Photography as a Way of Life
by Mark Chmiel
for Oliver, Cami, and Julie
Sebastião Salgado, From my Land to the Planet
I first heard the name of Sebastião Salgado from Mev in the early 1990s. She esteemed him more than any other living photographer, as he embodied a secular “preferential option for the poor.” Mev wished to make a similar option, precisely as a photo-journalist and theology student. The Struggle is One, her book about the liberationist church in Brazil (Salgado’s homeland), was one expression of her commitment.
Given your interest in and commitment to photography, I wanted to share a bit with you from Salgado’s recent autobiography, From my Land to the Planet. The book was put together by Isabelle Francq, who interviewed Salgado during a very busy period of his life. The book necessarily goes into much greater detail than what is suggested in Mev’s interview with him from 1993, which is one of the “Seeing the World” chapters in The Book of Mev. I think you will find a lot in this book that stimulates your imagination and photographic praxis.
Salgado and his girlfriend Lelia became politically involved in the days of the Brazilian military dictatorship (her uncle was a founder of the Brazilian Communist Party). But as things heated up there, they choose to leave the country for France. Salgado was trained early on as an economist. But he grew to love the adventure of taking photographs much more than writing detailed reports on countries like Rwanda, Kenya and Uganda. The couple, eventually to marry, used their savings to invest in the best possible photographic equipment. He began to see this work less as being journalistically au courant and more as investing time to listen to people and community’s “long-term stories.”
This is one of the aspects of Salgado’s work that most impressed Mev: His willingness to be immersed in the communities where he was taking photos. He reflected on this path: “Totally integrated with his surroundings, the photographer knows that he is going to witness something unexpected. When he merges into the landscape, into that particular situation, the construction of the image eventually emerges before his eyes. But in order to see it, he has to be part of what is happening. Then, all the elements will start to play in his favor.” He lived for a year and a half in the Sahel during the famine. He got to know the people through the organizations working with them. This reminded me of how Mev would make connections with the local Catholic church (and Maryknoll Missionaries), say, in Brazil, and through them meet people and become familiar with their struggles.
Salgado identified with the tradition of social documentary photography and became committed to long-terms plans to craft photo essays developed over years. Like Thich Nhat Hanh’s 4th Tiep Hien precept on not turning away from suffering, Salgado repeatedly looked it in the face and tried to make a contribution: “No photo, on its own, can change poverty in the world. Nevertheless, combined with text, films and all the efforts of humanitarian and environmental organizations, my images are part of a wider movement denouncing violence, exclusion and ecological issues. These means of information contribute to raising awareness in those who see them, of the ability of all of us to change the destiny of humanity.” This reminded me of what Che Guevara said to medical students in Havana: One can’t be a revolutionary doctor without being part of a revolutionary movement.

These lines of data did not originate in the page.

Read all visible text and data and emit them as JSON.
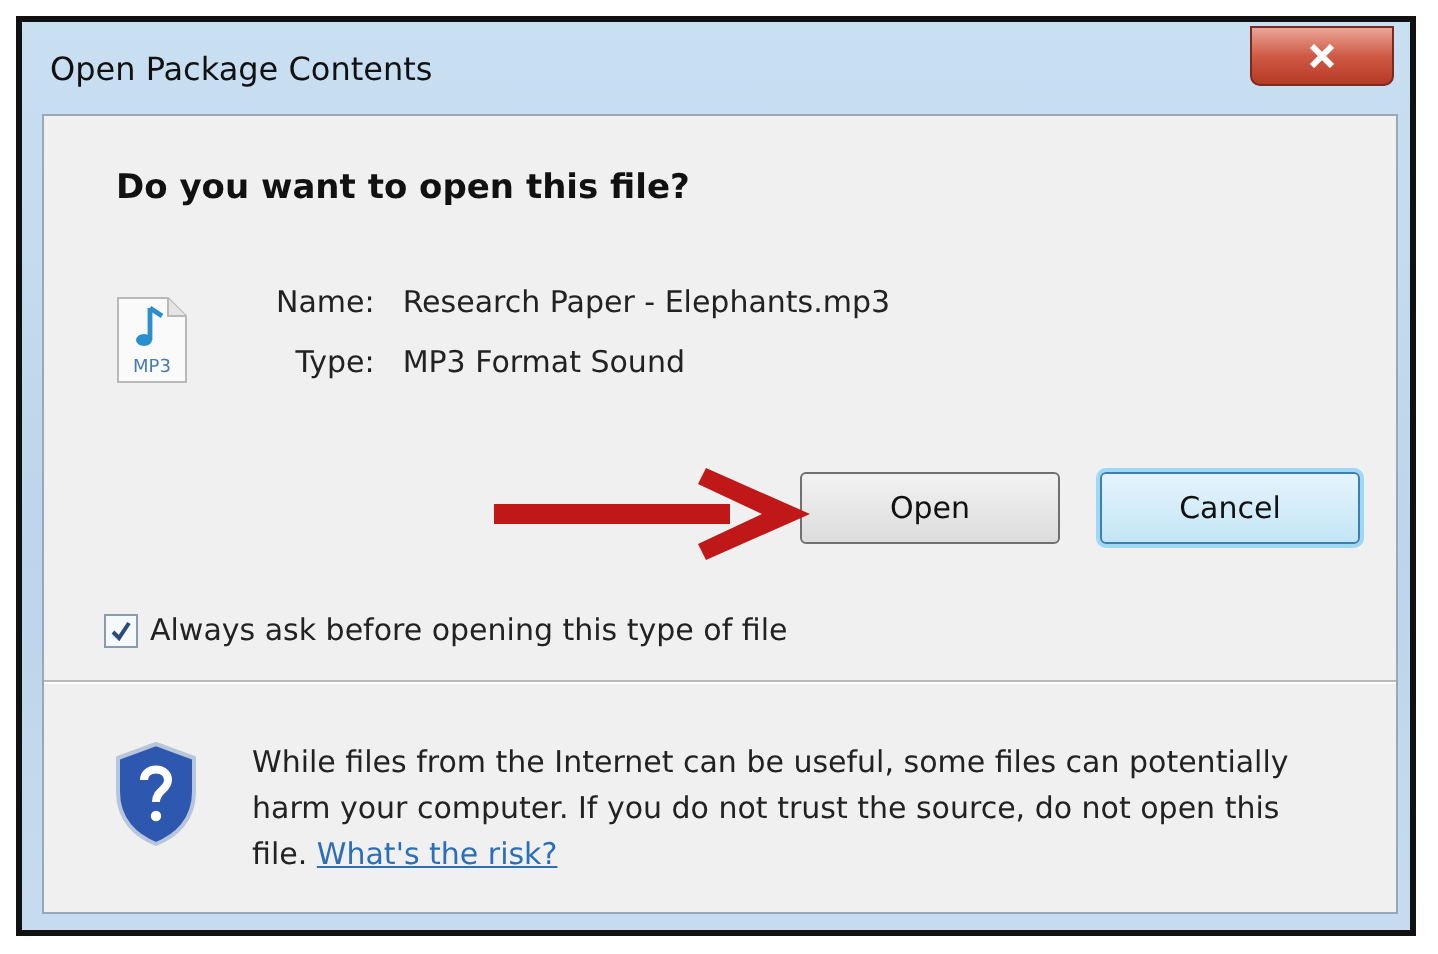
{
  "window": {
    "title": "Open Package Contents"
  },
  "heading": "Do you want to open this file?",
  "file": {
    "icon_label": "MP3",
    "fields": [
      {
        "label": "Name:",
        "value": "Research Paper - Elephants.mp3"
      },
      {
        "label": "Type:",
        "value": "MP3 Format Sound"
      }
    ]
  },
  "buttons": [
    {
      "label": "Open",
      "focused": false
    },
    {
      "label": "Cancel",
      "focused": true
    }
  ],
  "checkbox": {
    "label": "Always ask before opening this type of file",
    "checked": true
  },
  "warning": {
    "text": "While files from the Internet can be useful, some files can potentially harm your computer. If you do not trust the source, do not open this file.",
    "link": "What's the risk?"
  }
}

In one song, Bob Dylan sings, “Dignity never been photographed.” Salgaldo’s entire output as a photographer would dispute this. When he was a young and developing photographer, he realized, “the world is divided into two, on one side, freedom for those who have everything and, on the other, a lack of everything for those who have nothing. Though my photos, it was this dignified and exploited world that I wished to show to a European society sophisticated enough to receive this appeal.” His project, Workers, was a homage to manual laborers: “I loved this period of my life because wherever I found man working, he was proud to be producing, creating. I was impressed by the ingenuity of the human race, capable of taking a piece of steel, welding it to another, and then another … and, little by little, of making for example a ship out of it.” In Genesis, after he went to those places around the world that had not been touched by modern life, he understood that “the Earth offered us a magnificent lesson in humanity. Discovering my planet, I have discovered myself and I have understood that we are all part of the same whole system-Earth.”
Apart from his photography, the book reveals other interesting aspects of Salgado’s life. For example, in Brazil he was friends with Augusto Boal, who developed the“Theater of the Oppressed.” Lelia has been integral to the creative work for which Salgado is celebrated. They worked through struggles when their second son was born with Down’s Syndrome (“For a long time, we reflected on Rodrigo’s problem, discussed it, until one day we found the solution: there is no solution. He is our son, he is part of us, and that’s the way it is. We have to love our son, and love him as he is”). After documenting the horrors in Rwanda, he had a breakdown that led to deep pessimism about the world.
One photo can’t change poverty, obviously. Yet, many people in the U.S. have phones with cameras, which are always with them. Even without Salgado’s equipment, decades of experience, and giftedness, ordinary people who are immersed in a situation, who are attuned to what is happening, may also be able to capture, however modestly, images of on-going struggle and always-to-be-recognized dignity.